Ian Herbert: Peter Moores must go. He should never have been brought back to fail again

Moores must go. He should never have been brought back to fail again

The England coach leaves players to find solutions - which makes you wonder where he adds value, says Ian Herbert
War with Isis: Fears that the looming battle for Mosul will unleash 'a million refugees'

The battle for Mosul will unleash 'a million refugees'

Aid agencies prepare for vast exodus following planned Iraqi offensive against the Isis-held city, reports Patrick Cockburn
Yvette Cooper: We can't lose the election. There's too much on the line

Yvette Cooper: We can't lose the election. There's too much on the line

The shadow Home Secretary on fighting radical Islam, protecting children, and why anyone in Labour who's thinking beyond May must 'sort themselves out'
A bad week for the Greens: Leader Natalie Bennett's 'car crash' radio interview is followed by Brighton council's failure to set a budget due to infighting

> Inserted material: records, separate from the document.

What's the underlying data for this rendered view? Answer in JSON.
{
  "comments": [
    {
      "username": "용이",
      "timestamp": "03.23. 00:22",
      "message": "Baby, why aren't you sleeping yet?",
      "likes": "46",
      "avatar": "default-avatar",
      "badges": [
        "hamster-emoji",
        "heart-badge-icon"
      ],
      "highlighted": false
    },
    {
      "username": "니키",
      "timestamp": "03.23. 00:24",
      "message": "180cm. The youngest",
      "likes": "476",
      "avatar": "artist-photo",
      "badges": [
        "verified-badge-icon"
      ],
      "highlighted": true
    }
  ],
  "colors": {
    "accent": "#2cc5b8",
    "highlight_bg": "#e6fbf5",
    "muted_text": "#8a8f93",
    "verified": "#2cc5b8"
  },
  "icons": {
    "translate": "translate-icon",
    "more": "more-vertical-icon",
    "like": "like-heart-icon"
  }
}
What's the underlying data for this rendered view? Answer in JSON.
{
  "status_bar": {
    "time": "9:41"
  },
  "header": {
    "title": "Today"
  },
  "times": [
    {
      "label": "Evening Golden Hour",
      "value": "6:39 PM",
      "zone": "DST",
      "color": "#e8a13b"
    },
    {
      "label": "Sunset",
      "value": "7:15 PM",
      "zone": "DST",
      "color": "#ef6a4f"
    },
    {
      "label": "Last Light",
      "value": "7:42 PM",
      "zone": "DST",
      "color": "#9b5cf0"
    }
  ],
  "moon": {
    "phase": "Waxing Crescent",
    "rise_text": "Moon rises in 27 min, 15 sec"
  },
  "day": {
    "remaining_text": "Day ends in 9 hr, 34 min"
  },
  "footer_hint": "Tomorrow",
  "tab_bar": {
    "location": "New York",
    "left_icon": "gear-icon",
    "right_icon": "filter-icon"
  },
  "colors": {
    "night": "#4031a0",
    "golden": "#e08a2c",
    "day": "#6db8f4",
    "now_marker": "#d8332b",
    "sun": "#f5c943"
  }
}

It's not easy being Green

After a bad week in which its leader had a public meltdown and its only city council couldn't agree on a budget vote, what next for the alternative party? It's over to Caroline Lucas to find out
Gorillas nearly missed: BBC producers didn't want to broadcast Sir David Attenborough's famed Rwandan encounter

Gorillas nearly missed

BBC producers didn't want to broadcast Sir David Attenborough's famed Rwandan encounter
Downton Abbey effect sees impoverished Italian nobles inspired to open their doors to paying guests for up to €650 a night

The Downton Abbey effect

Impoverished Italian nobles are opening their doors to paying guests, inspired by the TV drama
China's wild panda numbers have increased by 17% since 2003, new census reveals

China's wild panda numbers on the up

New census reveals 17% since 2003